◆ **Assigned task**: All entries should be copied exactly; the pictures stay out.

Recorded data
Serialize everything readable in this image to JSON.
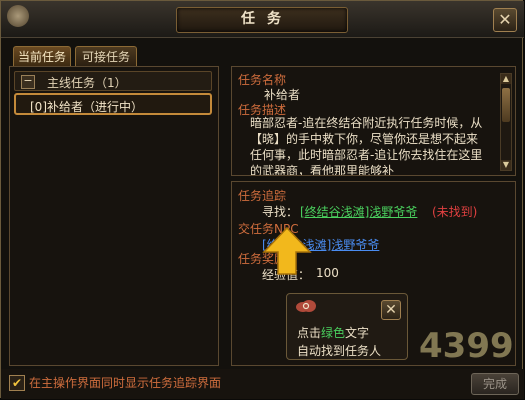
{
  "window": {
    "title": "任务"
  },
  "tabs": [
    {
      "label": "当前任务",
      "active": true
    },
    {
      "label": "可接任务",
      "active": false
    }
  ],
  "quest_list": {
    "group_label": "主线任务（1）",
    "items": [
      {
        "label": "[0]补给者（进行中）",
        "selected": true
      }
    ]
  },
  "quest_detail": {
    "name_label": "任务名称",
    "name_value": "补给者",
    "desc_label": "任务描述",
    "desc_text": "暗部忍者-追在终结谷附近执行任务时候，从【晓】的手中救下你，尽管你还是想不起来任何事，此时暗部忍者-追让你去找住在这里的武器商，看他那里能够补"
  },
  "quest_track": {
    "label": "任务追踪",
    "find_prefix": "寻找：",
    "find_link": "[终结谷浅滩]浅野爷爷",
    "find_status": "(未找到)",
    "npc_label": "交任务NPC",
    "npc_link": "[终结谷浅滩]浅野爷爷",
    "reward_label": "任务奖励",
    "exp_prefix": "经验值：",
    "exp_value": "100"
  },
  "popup": {
    "line1_pre": "点击",
    "line1_green": "绿色",
    "line1_post": "文字",
    "line2": "自动找到任务人"
  },
  "footer": {
    "checkbox_label": "在主操作界面同时显示任务追踪界面",
    "checked": true,
    "finish_button": "完成"
  },
  "watermark": {
    "text": "4399"
  },
  "colors": {
    "accent_red": "#cf6d3d",
    "link_green": "#4ad05e",
    "link_blue": "#4a8cf0",
    "status_red": "#e04040"
  }
}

◆ **Exercise result**:
Serialize everything readable in this image to JSON.
{
  "window": {
    "title": "任务"
  },
  "tabs": [
    {
      "label": "当前任务",
      "active": true
    },
    {
      "label": "可接任务",
      "active": false
    }
  ],
  "quest_list": {
    "group_label": "主线任务（1）",
    "items": [
      {
        "label": "[0]补给者（进行中）",
        "selected": true
      }
    ]
  },
  "quest_detail": {
    "name_label": "任务名称",
    "name_value": "补给者",
    "desc_label": "任务描述",
    "desc_text": "暗部忍者-追在终结谷附近执行任务时候，从【晓】的手中救下你，尽管你还是想不起来任何事，此时暗部忍者-追让你去找住在这里的武器商，看他那里能够补"
  },
  "quest_track": {
    "label": "任务追踪",
    "find_prefix": "寻找：",
    "find_link": "[终结谷浅滩]浅野爷爷",
    "find_status": "(未找到)",
    "npc_label": "交任务NPC",
    "npc_link": "[终结谷浅滩]浅野爷爷",
    "reward_label": "任务奖励",
    "exp_prefix": "经验值：",
    "exp_value": "100"
  },
  "popup": {
    "line1_pre": "点击",
    "line1_green": "绿色",
    "line1_post": "文字",
    "line2": "自动找到任务人"
  },
  "footer": {
    "checkbox_label": "在主操作界面同时显示任务追踪界面",
    "checked": true,
    "finish_button": "完成"
  },
  "watermark": {
    "text": "4399"
  },
  "colors": {
    "accent_red": "#cf6d3d",
    "link_green": "#4ad05e",
    "link_blue": "#4a8cf0",
    "status_red": "#e04040"
  }
}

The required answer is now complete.